On your homepage, right off the bat, it should be clear to your website visitors what you do and what sets you apart from the rest. Whether it be a short eye-catching tagline or a stamp of money-back guarantee and free shipping, your visitors should know why they should choose you over your competitors.

A great example of UVP is MailChimp. This email marketing platform sets itself apart by not just sending emails, but by helping you build your brand and sell more stuff. With those two sentences and the blurb underneath, their website visitors learn what makes them unique. Who wouldn’t want to build their brand and sell more stuff?

mailchimp screenshot

2. Add calls-to-action to your website.

A call-to-action (CTA) is a directed phrase telling visitors what you want them to do. For example, “Register now,” “Download the free ebook now,” or “Sign up today.” It seems simple enough, but so many small business websites contain zero CTAs! The proof is in the pudding – more than 90 percent of visitors who read your headline also read your CTA copy. Additionally, Grow and Convert estimates conversion rates for certain CTA locations:

  • Sidebar: 0.5  to 1.5 percent

  • Generic, end-of-post: 0.5 to 1.5 percent

  • Pop-ups: 1 to 8 percent

  • Sliders and bars: 1  to 5 percent

  • Welcome gates: 10  to 25 percent

  • Feature box: 3 to 9 percent

  • Navbar: varies

3. Test your headlines.

Among the variety of reasons for why someone may leave your website, your headline could be one. You might think you have a killer headline that hooks visitors at first sight, but it might not be landing with your actual customers. First impressions are formed pretty quickly, so the first thing you customer sees needs to be effective. Luckily, a headline is simple enough to change and test! Try out different phrasing or a shorter headline, and see if it makes a bigger impact.

4. Cut out unnecessary content.

A website with too much content can be overwhelming. If your visitor can’t find the answers to their questions, then maybe it’s time to cut out the fluff. As they say, time is money. Your website visitors are looking for answers, and if they can’t find them fast, they’re exiting your page and finding the answer somewhere else. Pro tip: Keep it simple!

5. Increase your trustworthiness.

These days, we’re taught to be suspicious of things on the internet. Seeing a brand new Xbox selling for $40 online is probably a scam, but when you visit apple.com and purchase a new computer, you don’t question the legality. So what’s the difference? Trust. Apple has established itself as a trustworthy company. Obviously, not every business is going to be automatically trusted like Apple.

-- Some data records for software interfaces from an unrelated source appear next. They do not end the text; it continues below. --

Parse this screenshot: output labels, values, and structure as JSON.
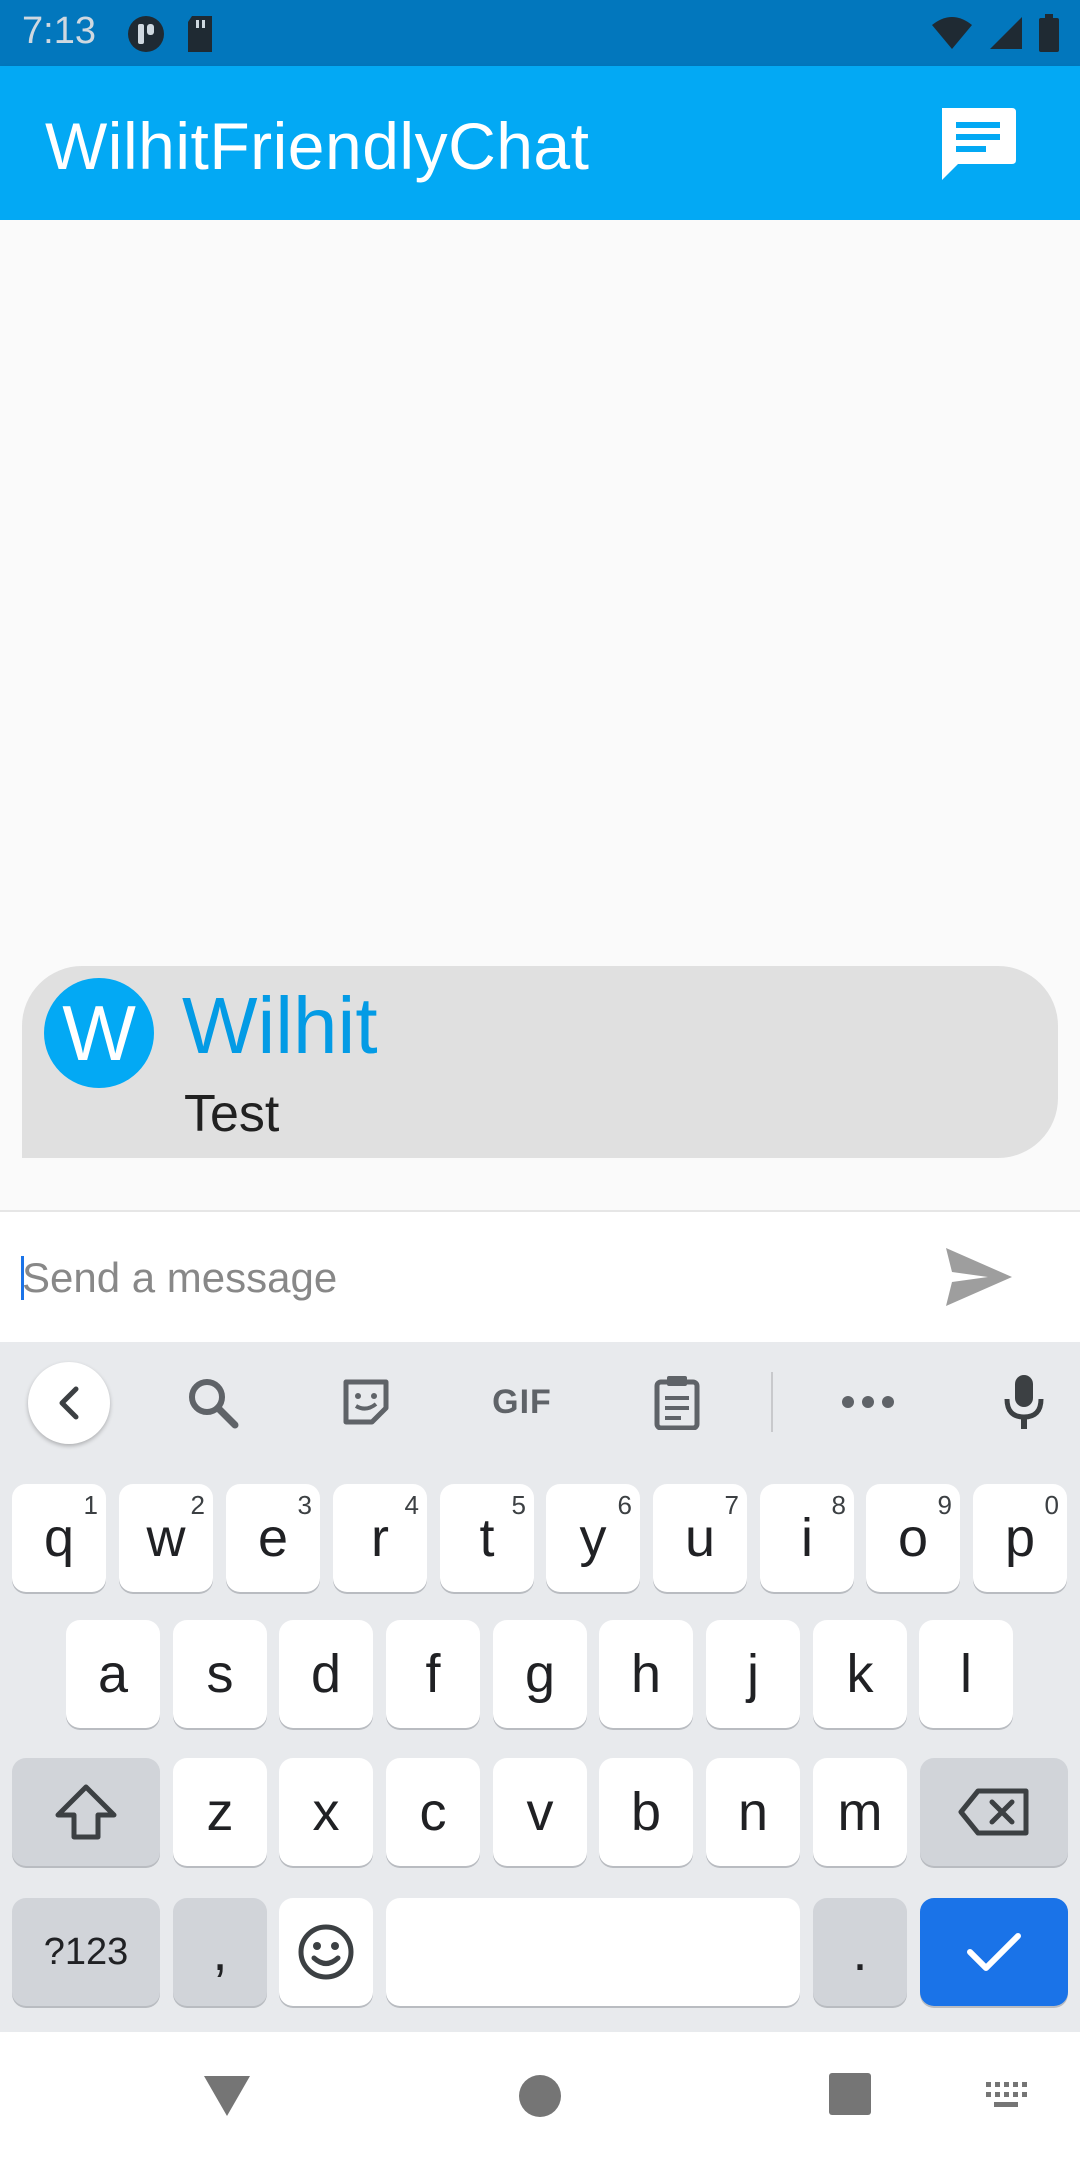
{
  "status_bar": {
    "time": "7:13"
  },
  "app_bar": {
    "title": "WilhitFriendlyChat"
  },
  "messages": [
    {
      "avatar_letter": "W",
      "sender": "Wilhit",
      "text": "Test"
    }
  ],
  "composer": {
    "placeholder": "Send a message"
  },
  "keyboard": {
    "toolbar": {
      "gif_label": "GIF"
    },
    "row1": [
      {
        "key": "q",
        "num": "1"
      },
      {
        "key": "w",
        "num": "2"
      },
      {
        "key": "e",
        "num": "3"
      },
      {
        "key": "r",
        "num": "4"
      },
      {
        "key": "t",
        "num": "5"
      },
      {
        "key": "y",
        "num": "6"
      },
      {
        "key": "u",
        "num": "7"
      },
      {
        "key": "i",
        "num": "8"
      },
      {
        "key": "o",
        "num": "9"
      },
      {
        "key": "p",
        "num": "0"
      }
    ],
    "row2": [
      "a",
      "s",
      "d",
      "f",
      "g",
      "h",
      "j",
      "k",
      "l"
    ],
    "row3": [
      "z",
      "x",
      "c",
      "v",
      "b",
      "n",
      "m"
    ],
    "symbols_label": "?123",
    "comma_label": ",",
    "period_label": "."
  },
  "colors": {
    "status_bar": "#0277bd",
    "app_bar": "#03a9f4",
    "accent": "#1a73e8",
    "bubble": "#e0e0e0"
  }
}
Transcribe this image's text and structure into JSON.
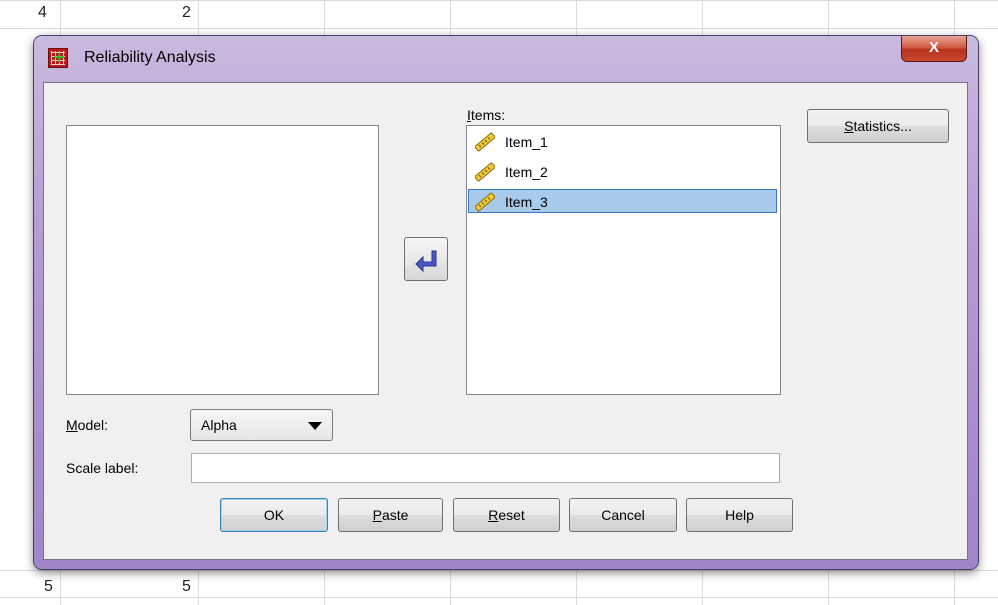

Small businesses can have a hard time breaking through the trust barrier, especially on the internet. Thankfully, there are a few ways to up your website’s trustworthiness.

  • An “about” section: tell your business’s story and humanize your brand! People like to know they’re buying from real people.

  • An SSL certificate: if your website address begins with http://, you don’t have an SSL certificate. On most popular websites like Amazon and Netflix, you see a little lock icon in the top corner of your screen (where the website address is) along with a domain beginning with https://. The ‘s’ and the lock are what you want on your site. This shows that your website is secure and can be trusted. Find information about SSL certificates here.

  • Make it easy for people to contact you: your address, phone number, email, social media, and any other way a potential customer can reach you should be laid out clearly.

  • Use authentic images: stock photos are great, but there is a time and place for them. Using images you took of your actual team or workspace will build trust with your website visitors.

Bonus tip: Integrate Google Analytics to track web traffic.

You’re not going to know if these changes are getting the results you want unless you track them! No matter where you built your website, you should be able to set up Google Analytics and watch the results roll in. Learn how to set up Google Analytics tracking here.

Need help setting up Google Analytics or have any questions? Contact Byte Size Digital. We’d be more than happy to set it up, answer your questions, and give you some pro advice for driving traffic to your website. We want to help you turn that, “I need help with my website” into “I love how easy it is to use my website!”